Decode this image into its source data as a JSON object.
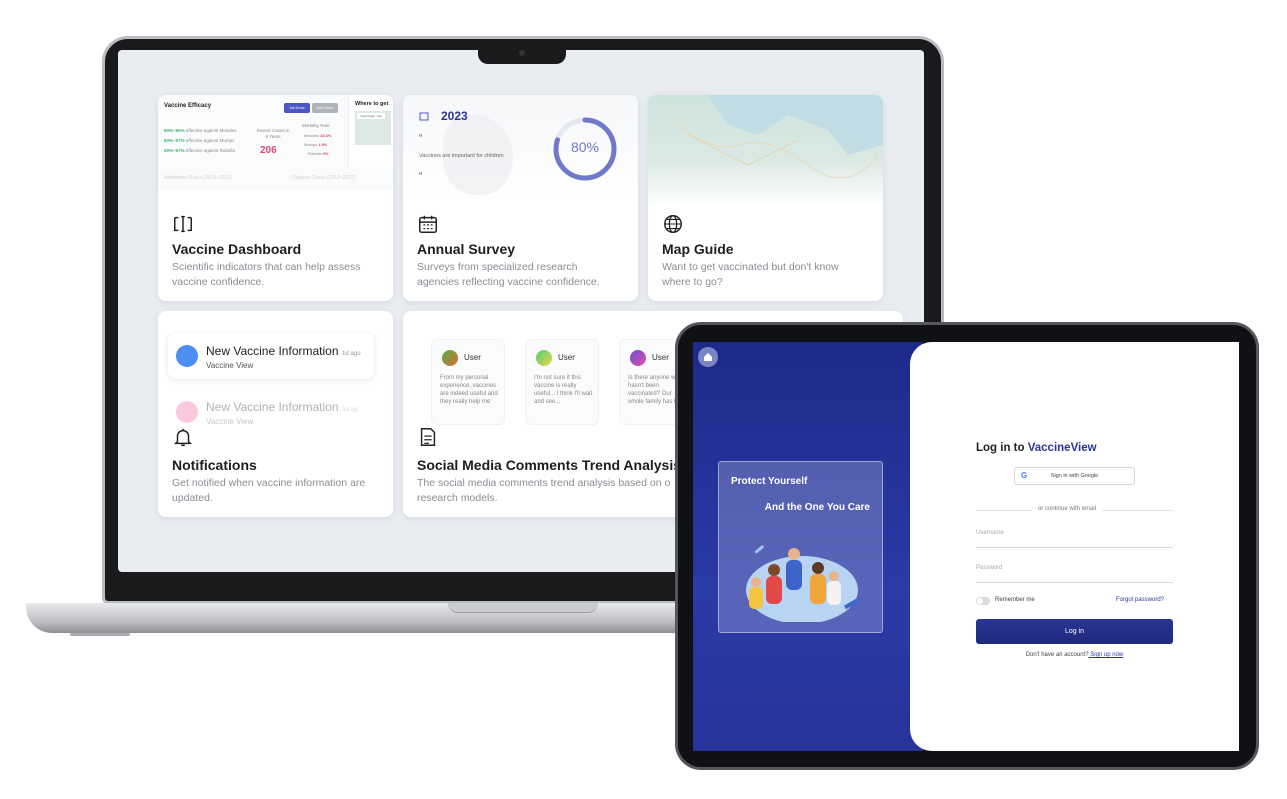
{
  "dashboard": {
    "efficacy": {
      "title": "Vaccine Efficacy",
      "tab1": "1st Dose",
      "tab2": "2nd Dose",
      "line1_pct": "80%~95%",
      "line1_text": "effective against Measles",
      "line2_pct": "63%~97%",
      "line2_text": "effective against Mumps",
      "line3_pct": "50%~97%",
      "line3_text": "effective against Rubella",
      "severe_label": "Severe Cases in 5 Years",
      "severe_value": "206",
      "mortality_label": "Mortality Rate",
      "mort1": "Measles",
      "mort1_val": "18.6%",
      "mort2": "Mumps",
      "mort2_val": "1.8%",
      "mort3": "Rubella",
      "mort3_val": "0%",
      "footer1": "Antibodies Rates (2019~2022)",
      "footer2": "Disease Cases (2019~2022)",
      "where_title": "Where to get",
      "where_btn": "View larger map"
    },
    "survey": {
      "year": "2023",
      "quote_open": "“",
      "quote": "Vaccines are important for children",
      "quote_close": "“",
      "percent": "80%",
      "progress": 0.8
    },
    "cards": [
      {
        "title": "Vaccine Dashboard",
        "desc": "Scientific indicators that can help assess vaccine confidence."
      },
      {
        "title": "Annual Survey",
        "desc": "Surveys from specialized research agencies reflecting vaccine confidence."
      },
      {
        "title": "Map Guide",
        "desc": "Want to get vaccinated but don't know where to go?"
      },
      {
        "title": "Notifications",
        "desc": "Get notified when vaccine information are updated."
      },
      {
        "title": "Social Media Comments Trend Analysis",
        "desc": "The social media comments trend analysis based on o research models."
      }
    ],
    "notifications": [
      {
        "title": "New Vaccine Information",
        "time": "· 1d ago",
        "sub": "Vaccine View"
      },
      {
        "title": "New Vaccine Information",
        "time": "· 3d ag",
        "sub": "Vaccine View"
      }
    ],
    "comments": [
      {
        "user": "User",
        "text": "From my personal experience, vaccines are indeed useful and they really help me"
      },
      {
        "user": "User",
        "text": "I'm not sure if this vaccine is really useful... I think I'll wait and see..."
      },
      {
        "user": "User",
        "text": "Is there anyone who hasn't been vaccinated? Our whole family has been"
      }
    ]
  },
  "login": {
    "promo_line1": "Protect Yourself",
    "promo_line2": "And the One You Care",
    "heading_prefix": "Log in to ",
    "heading_brand": "VaccineView",
    "google_btn": "Sign in with Google",
    "divider": "or continue with email",
    "username_placeholder": "Username",
    "password_placeholder": "Password",
    "remember": "Remember me",
    "forgot": "Forgot password?",
    "login_btn": "Log in",
    "signup_prompt": "Don't have an account?",
    "signup_link": " Sign up now"
  },
  "colors": {
    "brand": "#2b3596",
    "accent_green": "#3bb56b",
    "accent_pink": "#e0457b"
  }
}
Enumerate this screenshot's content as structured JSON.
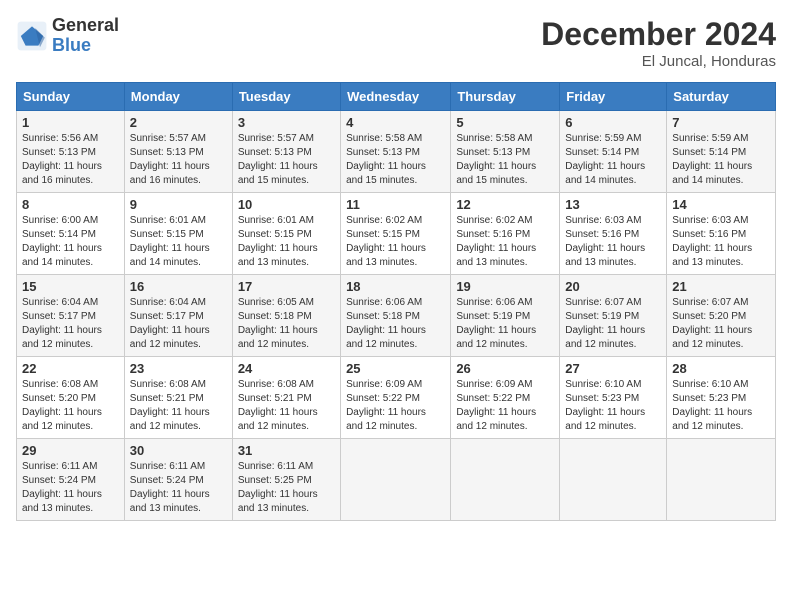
{
  "header": {
    "logo_general": "General",
    "logo_blue": "Blue",
    "month_title": "December 2024",
    "location": "El Juncal, Honduras"
  },
  "days_of_week": [
    "Sunday",
    "Monday",
    "Tuesday",
    "Wednesday",
    "Thursday",
    "Friday",
    "Saturday"
  ],
  "weeks": [
    [
      {
        "day": "1",
        "sunrise": "Sunrise: 5:56 AM",
        "sunset": "Sunset: 5:13 PM",
        "daylight": "Daylight: 11 hours and 16 minutes."
      },
      {
        "day": "2",
        "sunrise": "Sunrise: 5:57 AM",
        "sunset": "Sunset: 5:13 PM",
        "daylight": "Daylight: 11 hours and 16 minutes."
      },
      {
        "day": "3",
        "sunrise": "Sunrise: 5:57 AM",
        "sunset": "Sunset: 5:13 PM",
        "daylight": "Daylight: 11 hours and 15 minutes."
      },
      {
        "day": "4",
        "sunrise": "Sunrise: 5:58 AM",
        "sunset": "Sunset: 5:13 PM",
        "daylight": "Daylight: 11 hours and 15 minutes."
      },
      {
        "day": "5",
        "sunrise": "Sunrise: 5:58 AM",
        "sunset": "Sunset: 5:13 PM",
        "daylight": "Daylight: 11 hours and 15 minutes."
      },
      {
        "day": "6",
        "sunrise": "Sunrise: 5:59 AM",
        "sunset": "Sunset: 5:14 PM",
        "daylight": "Daylight: 11 hours and 14 minutes."
      },
      {
        "day": "7",
        "sunrise": "Sunrise: 5:59 AM",
        "sunset": "Sunset: 5:14 PM",
        "daylight": "Daylight: 11 hours and 14 minutes."
      }
    ],
    [
      {
        "day": "8",
        "sunrise": "Sunrise: 6:00 AM",
        "sunset": "Sunset: 5:14 PM",
        "daylight": "Daylight: 11 hours and 14 minutes."
      },
      {
        "day": "9",
        "sunrise": "Sunrise: 6:01 AM",
        "sunset": "Sunset: 5:15 PM",
        "daylight": "Daylight: 11 hours and 14 minutes."
      },
      {
        "day": "10",
        "sunrise": "Sunrise: 6:01 AM",
        "sunset": "Sunset: 5:15 PM",
        "daylight": "Daylight: 11 hours and 13 minutes."
      },
      {
        "day": "11",
        "sunrise": "Sunrise: 6:02 AM",
        "sunset": "Sunset: 5:15 PM",
        "daylight": "Daylight: 11 hours and 13 minutes."
      },
      {
        "day": "12",
        "sunrise": "Sunrise: 6:02 AM",
        "sunset": "Sunset: 5:16 PM",
        "daylight": "Daylight: 11 hours and 13 minutes."
      },
      {
        "day": "13",
        "sunrise": "Sunrise: 6:03 AM",
        "sunset": "Sunset: 5:16 PM",
        "daylight": "Daylight: 11 hours and 13 minutes."
      },
      {
        "day": "14",
        "sunrise": "Sunrise: 6:03 AM",
        "sunset": "Sunset: 5:16 PM",
        "daylight": "Daylight: 11 hours and 13 minutes."
      }
    ],
    [
      {
        "day": "15",
        "sunrise": "Sunrise: 6:04 AM",
        "sunset": "Sunset: 5:17 PM",
        "daylight": "Daylight: 11 hours and 12 minutes."
      },
      {
        "day": "16",
        "sunrise": "Sunrise: 6:04 AM",
        "sunset": "Sunset: 5:17 PM",
        "daylight": "Daylight: 11 hours and 12 minutes."
      },
      {
        "day": "17",
        "sunrise": "Sunrise: 6:05 AM",
        "sunset": "Sunset: 5:18 PM",
        "daylight": "Daylight: 11 hours and 12 minutes."
      },
      {
        "day": "18",
        "sunrise": "Sunrise: 6:06 AM",
        "sunset": "Sunset: 5:18 PM",
        "daylight": "Daylight: 11 hours and 12 minutes."
      },
      {
        "day": "19",
        "sunrise": "Sunrise: 6:06 AM",
        "sunset": "Sunset: 5:19 PM",
        "daylight": "Daylight: 11 hours and 12 minutes."
      },
      {
        "day": "20",
        "sunrise": "Sunrise: 6:07 AM",
        "sunset": "Sunset: 5:19 PM",
        "daylight": "Daylight: 11 hours and 12 minutes."
      },
      {
        "day": "21",
        "sunrise": "Sunrise: 6:07 AM",
        "sunset": "Sunset: 5:20 PM",
        "daylight": "Daylight: 11 hours and 12 minutes."
      }
    ],
    [
      {
        "day": "22",
        "sunrise": "Sunrise: 6:08 AM",
        "sunset": "Sunset: 5:20 PM",
        "daylight": "Daylight: 11 hours and 12 minutes."
      },
      {
        "day": "23",
        "sunrise": "Sunrise: 6:08 AM",
        "sunset": "Sunset: 5:21 PM",
        "daylight": "Daylight: 11 hours and 12 minutes."
      },
      {
        "day": "24",
        "sunrise": "Sunrise: 6:08 AM",
        "sunset": "Sunset: 5:21 PM",
        "daylight": "Daylight: 11 hours and 12 minutes."
      },
      {
        "day": "25",
        "sunrise": "Sunrise: 6:09 AM",
        "sunset": "Sunset: 5:22 PM",
        "daylight": "Daylight: 11 hours and 12 minutes."
      },
      {
        "day": "26",
        "sunrise": "Sunrise: 6:09 AM",
        "sunset": "Sunset: 5:22 PM",
        "daylight": "Daylight: 11 hours and 12 minutes."
      },
      {
        "day": "27",
        "sunrise": "Sunrise: 6:10 AM",
        "sunset": "Sunset: 5:23 PM",
        "daylight": "Daylight: 11 hours and 12 minutes."
      },
      {
        "day": "28",
        "sunrise": "Sunrise: 6:10 AM",
        "sunset": "Sunset: 5:23 PM",
        "daylight": "Daylight: 11 hours and 12 minutes."
      }
    ],
    [
      {
        "day": "29",
        "sunrise": "Sunrise: 6:11 AM",
        "sunset": "Sunset: 5:24 PM",
        "daylight": "Daylight: 11 hours and 13 minutes."
      },
      {
        "day": "30",
        "sunrise": "Sunrise: 6:11 AM",
        "sunset": "Sunset: 5:24 PM",
        "daylight": "Daylight: 11 hours and 13 minutes."
      },
      {
        "day": "31",
        "sunrise": "Sunrise: 6:11 AM",
        "sunset": "Sunset: 5:25 PM",
        "daylight": "Daylight: 11 hours and 13 minutes."
      },
      null,
      null,
      null,
      null
    ]
  ]
}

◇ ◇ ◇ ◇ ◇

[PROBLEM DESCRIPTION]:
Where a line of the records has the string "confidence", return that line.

[SOLUTION TO THIS EXERCISE]:
        "desc": "Scientific indicators that can help assess vaccine confidence."
        "desc": "Surveys from specialized research agencies reflecting vaccine confidence."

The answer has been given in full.